Sobolewska and Ford acknowledge the absence of economics from their story, but really this is a feature not a bug of the approach they take. Brexitland holds up a mirror to the nation, asking who its people consider themselves to be, and not what they produce, own or need. At the core of their analysis is a typology of three different identities, each defined by their orientation to nation and ethnicity. The first is ‘conviction liberals’, a group which sees ethnic diversity as a good in its own right, to be assertively defended. Conviction liberals are typically university-educated, and as a result their numbers have swelled steadily since the 1960s, and especially since the early 1990s. The number of school-leavers going on to university jumped suddenly from 15 per cent in 1988 to 33 per cent in 1994, and continued to rise thereafter. By the time of Theresa May’s electoral humiliation in 2017, a quarter of voters were university-educated.

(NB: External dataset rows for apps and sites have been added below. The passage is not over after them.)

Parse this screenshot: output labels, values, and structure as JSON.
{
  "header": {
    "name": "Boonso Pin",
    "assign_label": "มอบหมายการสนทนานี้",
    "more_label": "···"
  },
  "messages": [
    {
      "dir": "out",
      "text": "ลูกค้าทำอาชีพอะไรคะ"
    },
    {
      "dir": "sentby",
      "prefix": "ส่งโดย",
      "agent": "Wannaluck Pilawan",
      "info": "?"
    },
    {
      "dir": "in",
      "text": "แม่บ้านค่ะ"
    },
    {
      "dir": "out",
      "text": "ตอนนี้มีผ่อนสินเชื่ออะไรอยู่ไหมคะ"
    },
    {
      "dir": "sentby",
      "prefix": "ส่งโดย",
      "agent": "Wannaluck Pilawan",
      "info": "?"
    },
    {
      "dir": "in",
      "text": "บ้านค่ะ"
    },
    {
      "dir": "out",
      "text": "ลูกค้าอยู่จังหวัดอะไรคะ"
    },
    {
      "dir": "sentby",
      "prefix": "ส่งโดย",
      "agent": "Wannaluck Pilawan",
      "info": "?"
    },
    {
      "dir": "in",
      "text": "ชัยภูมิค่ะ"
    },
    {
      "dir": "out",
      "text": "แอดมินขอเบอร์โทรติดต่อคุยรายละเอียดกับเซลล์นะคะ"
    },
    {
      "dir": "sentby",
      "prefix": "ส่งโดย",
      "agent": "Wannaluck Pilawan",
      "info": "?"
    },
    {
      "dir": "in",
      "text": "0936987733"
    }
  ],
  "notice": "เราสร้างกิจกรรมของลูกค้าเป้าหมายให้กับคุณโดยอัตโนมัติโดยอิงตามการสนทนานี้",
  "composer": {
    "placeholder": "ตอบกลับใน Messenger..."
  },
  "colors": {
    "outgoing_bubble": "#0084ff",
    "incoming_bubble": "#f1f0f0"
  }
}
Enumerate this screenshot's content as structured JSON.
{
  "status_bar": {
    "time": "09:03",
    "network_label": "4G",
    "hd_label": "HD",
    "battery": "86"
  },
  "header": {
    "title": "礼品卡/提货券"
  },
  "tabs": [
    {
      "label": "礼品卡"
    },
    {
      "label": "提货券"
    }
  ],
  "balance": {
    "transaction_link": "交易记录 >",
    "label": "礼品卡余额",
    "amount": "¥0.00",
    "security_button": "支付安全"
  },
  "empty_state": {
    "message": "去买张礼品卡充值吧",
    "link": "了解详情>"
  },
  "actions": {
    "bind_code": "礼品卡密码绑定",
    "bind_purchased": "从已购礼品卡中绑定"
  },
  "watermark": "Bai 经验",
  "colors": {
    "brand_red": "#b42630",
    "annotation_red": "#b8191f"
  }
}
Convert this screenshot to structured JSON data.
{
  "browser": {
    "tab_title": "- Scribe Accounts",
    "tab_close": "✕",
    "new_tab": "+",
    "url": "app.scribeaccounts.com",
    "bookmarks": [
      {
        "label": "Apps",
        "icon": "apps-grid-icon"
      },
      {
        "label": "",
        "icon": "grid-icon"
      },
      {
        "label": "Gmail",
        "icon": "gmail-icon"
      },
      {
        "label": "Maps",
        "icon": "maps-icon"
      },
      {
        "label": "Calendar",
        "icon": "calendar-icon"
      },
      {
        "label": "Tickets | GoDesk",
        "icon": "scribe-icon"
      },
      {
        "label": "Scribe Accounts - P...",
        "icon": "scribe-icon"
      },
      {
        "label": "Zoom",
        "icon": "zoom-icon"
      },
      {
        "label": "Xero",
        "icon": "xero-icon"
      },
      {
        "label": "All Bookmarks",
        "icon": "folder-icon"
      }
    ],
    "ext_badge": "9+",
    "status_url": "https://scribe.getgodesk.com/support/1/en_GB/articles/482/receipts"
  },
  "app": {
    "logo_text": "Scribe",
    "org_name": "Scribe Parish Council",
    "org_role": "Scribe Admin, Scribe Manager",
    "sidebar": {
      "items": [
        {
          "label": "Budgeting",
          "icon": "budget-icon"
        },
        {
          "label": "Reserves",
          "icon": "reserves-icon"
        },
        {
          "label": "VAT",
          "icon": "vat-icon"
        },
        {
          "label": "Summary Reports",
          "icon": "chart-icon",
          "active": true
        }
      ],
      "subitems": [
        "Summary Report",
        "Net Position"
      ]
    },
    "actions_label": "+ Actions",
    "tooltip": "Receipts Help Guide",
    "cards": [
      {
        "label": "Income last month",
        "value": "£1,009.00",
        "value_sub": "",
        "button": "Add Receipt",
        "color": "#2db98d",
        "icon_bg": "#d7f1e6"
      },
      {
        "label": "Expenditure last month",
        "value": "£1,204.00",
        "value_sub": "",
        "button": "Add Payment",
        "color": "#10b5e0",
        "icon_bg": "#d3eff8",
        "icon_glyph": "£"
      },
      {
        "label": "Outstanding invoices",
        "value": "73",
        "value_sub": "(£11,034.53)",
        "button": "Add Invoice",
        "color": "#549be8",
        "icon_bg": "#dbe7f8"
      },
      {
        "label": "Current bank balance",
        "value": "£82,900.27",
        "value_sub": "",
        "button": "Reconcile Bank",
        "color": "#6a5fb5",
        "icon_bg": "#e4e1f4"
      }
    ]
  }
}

They make a compelling case in Brexitland that Brexit was the expression of deep-seated conflicts within the British electorate that had been building for decades. Pressures that had been accumulating for a long time were given sudden release in June 2016. “The fuel for a wildfire gathers on the forest floor for season after season before the transformational spark arrives.” Different groups of voters with conflicting interests “finally recognised themselves as two distinct and opposing camps”. “Two tribes” went to war over identity, diversity, immigration, culture and globalisation on the battlefield called Brexit. Theirs is a highly acute and insightful analysis, making telling use of extensive research, which induces the reader to think afresh about the political landscape we now find ourselves in and how we arrived here.